The Covid-19 pandemic paralyzed the world with mobility between countries reduced to a minimum with harsh restrictions, which inevitably affected global tourism. The fall in figures was historically high and the recovery towards normalcy will be gradual.
According to Ángel García Butragueño, director of Tourism at Braintrust consultancy, “the 2019 volumes will not be recovered until 2023 in the vacation sector, and by 2025 in the business travel area.“
Although the return to the new normal is expected to be very slow and with many short-term uncertainties, the good rate of vaccination in developed countries and the arrival of the summer, with a more favourable climate, made the industry begin to glimpse a light at the end of the tunnel. The first question now is to know how normality will resume and what post-pandemic tourism will be like, and especially for older adults.

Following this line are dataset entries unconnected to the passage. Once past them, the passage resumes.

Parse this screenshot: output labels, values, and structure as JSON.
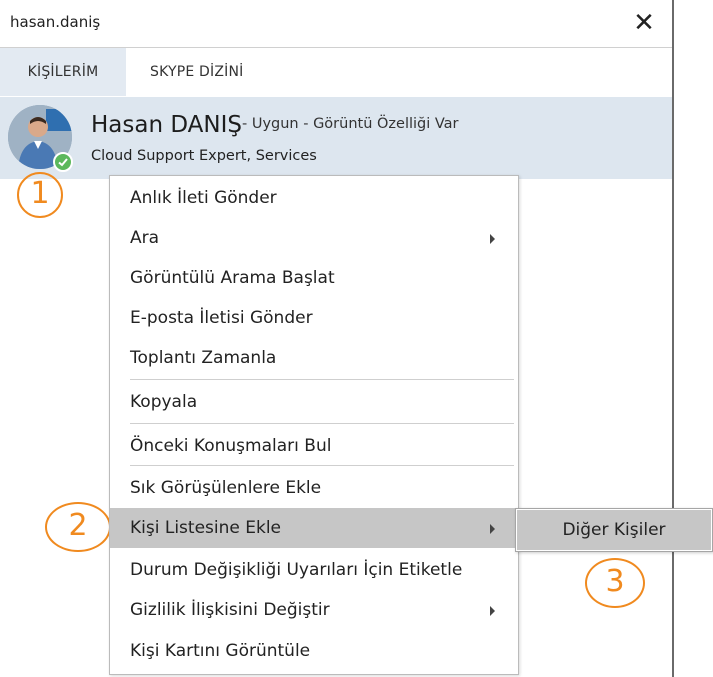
{
  "window": {
    "title": "hasan.daniş",
    "close_label": "✕"
  },
  "tabs": [
    {
      "label": "KİŞİLERİM",
      "active": true
    },
    {
      "label": "SKYPE DİZİNİ",
      "active": false
    }
  ],
  "contact": {
    "name": "Hasan DANIŞ",
    "status": "- Uygun - Görüntü Özelliği Var",
    "title": "Cloud Support Expert, Services",
    "presence_color": "#5cb85c"
  },
  "menu": {
    "items": [
      {
        "label": "Anlık İleti Gönder"
      },
      {
        "label": "Ara",
        "submenu": true
      },
      {
        "label": "Görüntülü Arama Başlat"
      },
      {
        "label": "E-posta İletisi Gönder"
      },
      {
        "label": "Toplantı Zamanla"
      },
      {
        "label": "Kopyala"
      },
      {
        "label": "Önceki Konuşmaları Bul"
      },
      {
        "label": "Sık Görüşülenlere Ekle"
      },
      {
        "label": "Kişi Listesine Ekle",
        "submenu": true,
        "highlighted": true
      },
      {
        "label": "Durum Değişikliği Uyarıları İçin Etiketle"
      },
      {
        "label": "Gizlilik İlişkisini Değiştir",
        "submenu": true
      },
      {
        "label": "Kişi Kartını Görüntüle"
      }
    ]
  },
  "submenu": {
    "items": [
      {
        "label": "Diğer Kişiler"
      }
    ]
  },
  "annotations": [
    "1",
    "2",
    "3"
  ],
  "colors": {
    "accent": "#f08a1f",
    "highlight": "#c6c6c6",
    "contact_row": "#dde6ef"
  }
}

“This crisis has served to visualize a new type of more sustainable tourism, seeking it from a social, economic, environmental and territorial point of view,” says García Butragueño. In fact, he adds, “all destinations encouraged by government policies and, specifically, within the European Union through Next Generation funds seek a full transformation looking towards a new era of less expansive tourism and more regenerative. This will increase the wealth returning to the local society through employability, where the tourist takes care of and conserves the environment and where the tourist activity serves for the social and economic revitalization of the destination”.
The context of Covid-19 has changed habits and generated new concerns for travellers. The experts from he Spanish Confederation of Travel Agencies (CEAV) believe that what will prevail above all will be the need to feel safe against contagion. According to Carlos Garrido, Chair at CEAV, “every element of the trips will change, in one way or another, seeking health safety.”

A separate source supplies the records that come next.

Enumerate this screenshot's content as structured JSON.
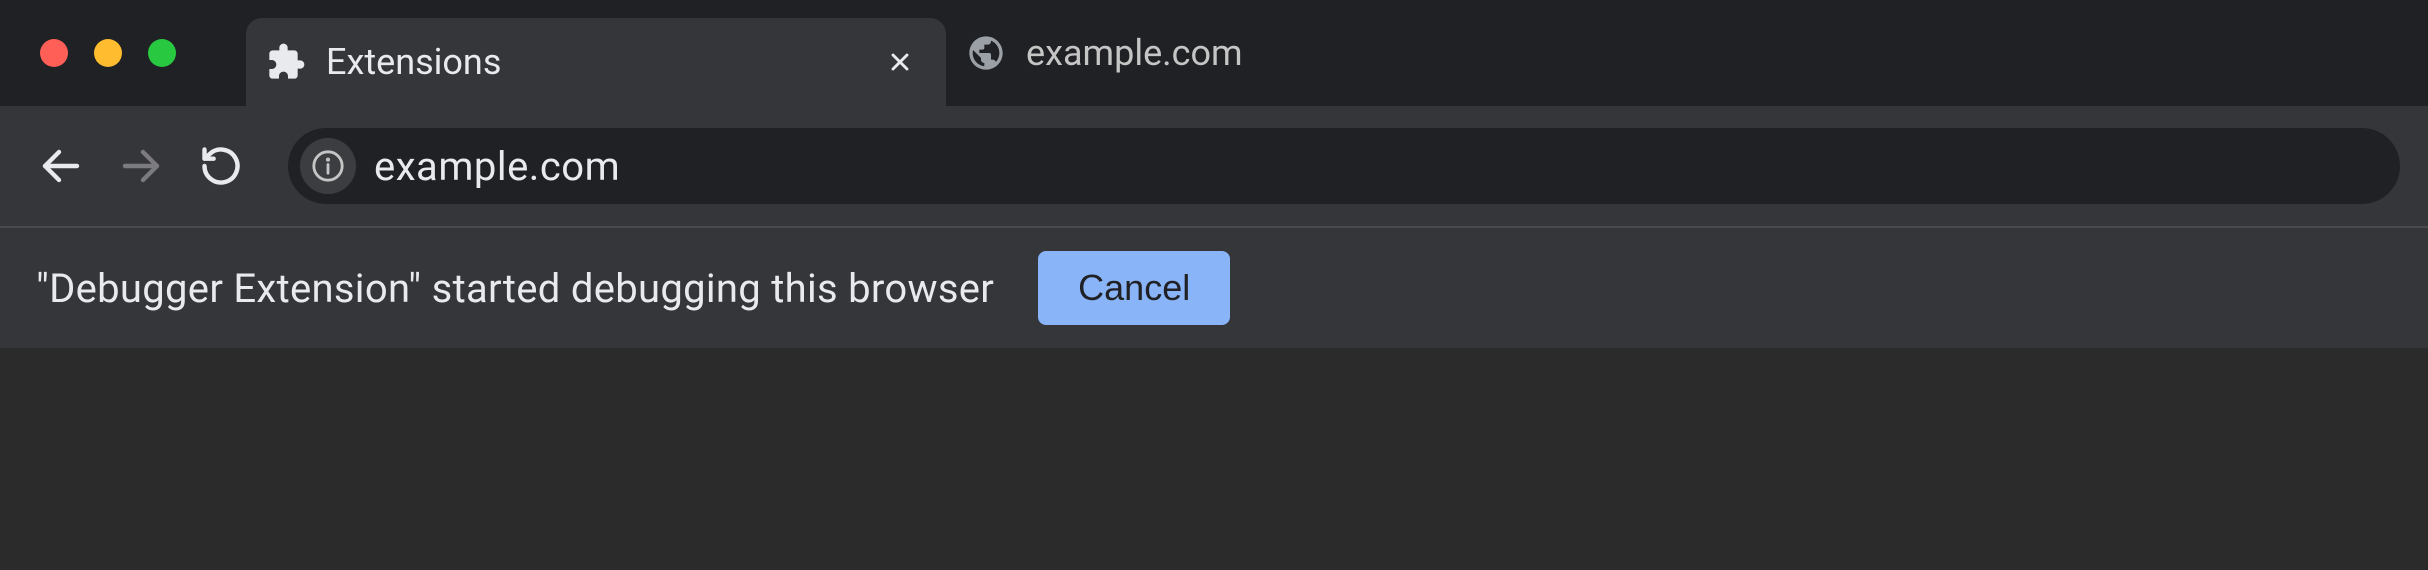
{
  "tabs": [
    {
      "title": "Extensions",
      "active": true,
      "icon": "extension"
    },
    {
      "title": "example.com",
      "active": false,
      "icon": "globe"
    }
  ],
  "navigation": {
    "back_enabled": true,
    "forward_enabled": false
  },
  "omnibox": {
    "url": "example.com"
  },
  "infobar": {
    "message": "\"Debugger Extension\" started debugging this browser",
    "cancel_label": "Cancel"
  }
}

The average tourist will therefore choose “destinations with fewer crowds, in rural environments and areas of nature and mountains where you can enjoy outdoor experiences, seeking safety, hygiene, privacy and tranquillity”, says Mr. Garrido.

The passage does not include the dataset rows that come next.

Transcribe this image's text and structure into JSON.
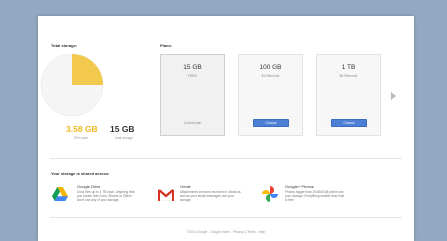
{
  "storage": {
    "title": "Total storage:",
    "used_value": "3.58 GB",
    "used_caption": "25% used",
    "total_value": "15 GB",
    "total_caption": "total storage",
    "used_fraction": 0.25,
    "used_color": "#f2c94c",
    "free_color": "#f5f5f5"
  },
  "plans": {
    "title": "Plans:",
    "items": [
      {
        "size": "15 GB",
        "price": "FREE!",
        "status": "Current plan"
      },
      {
        "size": "100 GB",
        "price": "$1.99/month",
        "button": "Choose"
      },
      {
        "size": "1 TB",
        "price": "$9.99/month",
        "button": "Choose"
      }
    ]
  },
  "shared": {
    "title": "Your storage is shared across:",
    "services": [
      {
        "name": "Google Drive",
        "desc": "Docs files up to 1 TB each. Anything that you create with Docs, Sheets or Slides won't use any of your storage.",
        "icon": "google-drive-icon"
      },
      {
        "name": "Gmail",
        "desc": "Attachments sent and received in Gmail as well as your email messages use your storage.",
        "icon": "gmail-icon"
      },
      {
        "name": "Google+ Photos",
        "desc": "Photos bigger than 2048x2048 pixels use your storage. Everything smaller than that is free.",
        "icon": "google-photos-icon"
      }
    ]
  },
  "footer": {
    "text": "©2014 Google - Google Home - Privacy & Terms - Help"
  },
  "colors": {
    "background": "#93a9c2",
    "accent": "#4d7fd4",
    "used": "#f2b820"
  }
}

To Ricardo Fernández, general director of the online travel agency Destinia, “the first task is to communicate that travelling is safe. If the senior traveller understands that the destination is safe, they will travel”.
Due to the constant changes in the requirements for a safe, Covid-free travel, the president of the CEAV assures that “from the professional distribution channel, we are verifying how travellers need a greater degree of advice due to the restrictions on entry and exit from each country, the conditions that the traveller will find in each phase of the trip, the new regulations, and so on”. For this reason, Garrido points out that “the strategy of travel agencies from now on will be focused on offering our senior clients a quality service where trust and safety is decisive“.
Although activities and experiences at the destination will be one of the last things to return to the figures of two years ago, “outdoor activities, active tourism and everything that allows us to escape from overcrowding will continue to be a star product”, says Fernández. He predicts a post-Covid tourism similar to the one we had in 2019, but with new trends that may have a positive impact on tourism quality: “If I have to stick with one, it would be with the diversification of destinations. We have learned the value of closer, less crowded destinations. This will help the most crowded places to become more sustainable and will be a tremendous opportunity for the tourism industry that will be able to offer better experiences and a more complex product ”.
Likewise, the flexibility of the procedures is becoming an essential requirement when planning a trip. “Cancellation insurance and travel assistance with Covid-19 coverage are other elements that will play an important role for the traveller“, emphasizes Garrido.
Finally, CEAV’s Chair points out that the travel reservation channel will be carried out, more than ever, digitally, “and also with greater support from travel agencies, which generate safety and security in the traveller trust that he needs so much right now”.
Digitization is the buzzword in many areas and, in the case of the tourism industry, it solves several problems caused by Covid-19. For example, online procedures allow the necessary flexibility to change the traveller’s itineraries at any time. They also avoid negotiations with hotel staff and other establishments, a characteristic that works very well in pandemic times when trying to reduce contact with other people. “We estimate that digitization has advanced during the pandemic around three or four years at a time, given the need to use digital tools during the isolation experienced,” says García Butragueño.
However, this digitalization boom raises the same question when technology comes into contact with the senior community: how does the digital divide affect the older adults when planning a trip? Braintrust’s Director of Tourism explains that, actually, ” older people, perhaps forced by circumstances, have also been users of technology, so we should not underestimate the digital experience of this group.” However, he clarifies, “travel agents will coin the omnichannel experience that will combine face-to-face with digital, which is the advantage of booking with a travel agency.“